Misclassification of employees can be extraordinarily expensive. According to Houston-based law firm Fulbright & Jaworski’s “Annual Litigation Trends Survey Report,” wage-hour claims are considered by attorneys to be the top area of financial exposure for companies.
Management attorney Judith Kramer with law firm Fortney & Scott in Washington, D.C., said employers found in violation of the Fair Labor Standards Act are liable for paying two years’ worth of back wages — three if violations are found to be “willful” — as well as “liquidated” damages that can double the back wages owed.
That means that if an employer is found liable for $1 million in back wages, liquidated damages of $1 million can be assessed, totaling a $2 million fine.
In 2011, business technology company Oracle Corp. settled a wage-hour class-action lawsuit spurred by the company’s decision to change the status of its quality assurance engineers, customer support engineers and project managers from exempt to nonexempt. According to court records, workers claimed that it did so without an examination of the work done by individual employees in these positions or a reassignment of tasks and responsibilities.
Current and former employees in these jobs charged that back pay was required for the years they were classified as exempt workers.

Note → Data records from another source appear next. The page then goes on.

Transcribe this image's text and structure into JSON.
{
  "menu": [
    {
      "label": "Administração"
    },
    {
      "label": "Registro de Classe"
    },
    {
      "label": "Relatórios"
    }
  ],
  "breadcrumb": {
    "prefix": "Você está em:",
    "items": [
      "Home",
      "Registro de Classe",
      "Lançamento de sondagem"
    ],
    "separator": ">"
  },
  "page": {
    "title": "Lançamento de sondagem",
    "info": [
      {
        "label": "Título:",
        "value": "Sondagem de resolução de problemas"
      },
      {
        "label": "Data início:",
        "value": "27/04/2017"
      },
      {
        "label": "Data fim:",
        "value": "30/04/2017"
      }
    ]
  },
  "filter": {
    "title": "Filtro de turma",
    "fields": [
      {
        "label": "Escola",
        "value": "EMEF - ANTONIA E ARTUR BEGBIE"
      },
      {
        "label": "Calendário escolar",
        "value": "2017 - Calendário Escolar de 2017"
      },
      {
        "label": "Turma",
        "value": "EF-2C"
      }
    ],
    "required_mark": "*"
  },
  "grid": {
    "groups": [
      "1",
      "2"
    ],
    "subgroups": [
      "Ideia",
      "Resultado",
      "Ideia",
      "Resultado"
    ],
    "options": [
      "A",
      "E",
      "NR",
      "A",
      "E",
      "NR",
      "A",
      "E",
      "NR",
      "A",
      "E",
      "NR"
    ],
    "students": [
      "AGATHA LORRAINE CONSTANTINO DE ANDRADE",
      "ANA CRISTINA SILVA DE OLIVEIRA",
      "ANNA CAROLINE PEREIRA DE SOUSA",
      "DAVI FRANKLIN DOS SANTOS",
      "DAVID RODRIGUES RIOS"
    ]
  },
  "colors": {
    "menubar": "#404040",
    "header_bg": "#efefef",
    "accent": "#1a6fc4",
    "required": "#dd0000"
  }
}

According to news reports, the case was ultimately settled for $35 million, equating to an average payout of $14,000 per class member on record in the lawsuit. Efforts to reach an Oracle spokesman were unsuccessful.

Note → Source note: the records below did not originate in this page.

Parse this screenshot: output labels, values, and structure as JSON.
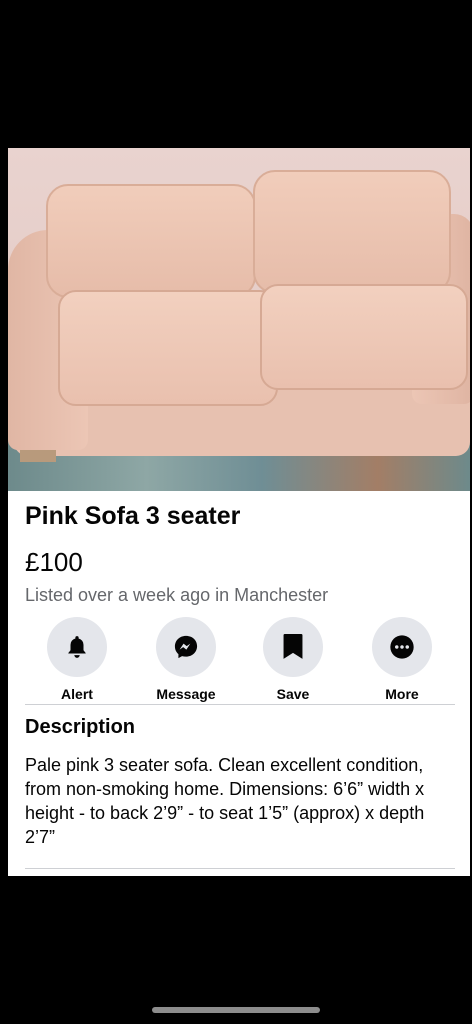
{
  "listing": {
    "title": "Pink Sofa 3 seater",
    "price": "£100",
    "meta": "Listed over a week ago in Manchester"
  },
  "actions": [
    {
      "label": "Alert",
      "icon": "bell-icon"
    },
    {
      "label": "Message",
      "icon": "messenger-icon"
    },
    {
      "label": "Save",
      "icon": "bookmark-icon"
    },
    {
      "label": "More",
      "icon": "more-dots-icon"
    }
  ],
  "description": {
    "heading": "Description",
    "text": "Pale pink 3 seater sofa. Clean excellent condition, from non-smoking home. Dimensions: 6’6” width x height - to back 2’9” - to seat 1’5” (approx) x depth 2’7”"
  },
  "colors": {
    "icon_bg": "#e4e6eb",
    "meta_text": "#65676b",
    "primary_text": "#050505"
  }
}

According to plaintiffs attorney and employee advocate Laura Ho, whose firm, Goldstein, Borgen, Dardarian & Ho, brought the case against Oracle, “an appealing target [of litigation] is a company who should know better, who can afford to pay its workers and a judgment, and who can help change the industry if there is an industrywide practice that is illegal.”
Attorneys Lawrence Ashe, Trish Treadwell and Paul Barsness of law firm Parker, Hudson, Rainer & Dobbs said that situations such as Oracle’s can be avoided by:
- Correcting problems immediately to prevent mounting damages. Addressing issues can freeze damages and eliminate expensive punitive damages for continuing to act in violation of the FLSA after you have become aware of your misclassification.
- Reassigning tasks to ensure compliance with classification guidelines. This requires coordination among several departments to identify exempt activities and redesign jobs.
- Confirming each employee’s scope of work by evaluating him or her on critical duties that qualify as exempt. This requires a job analysis that documents the importance and frequency of work activities.
- Conducting job and classification audits under the direction of counsel to ensure handbooks, policies, job descriptions and daily responsibilities are consistent.
— Robert E. Lewis and Toni S. Locklear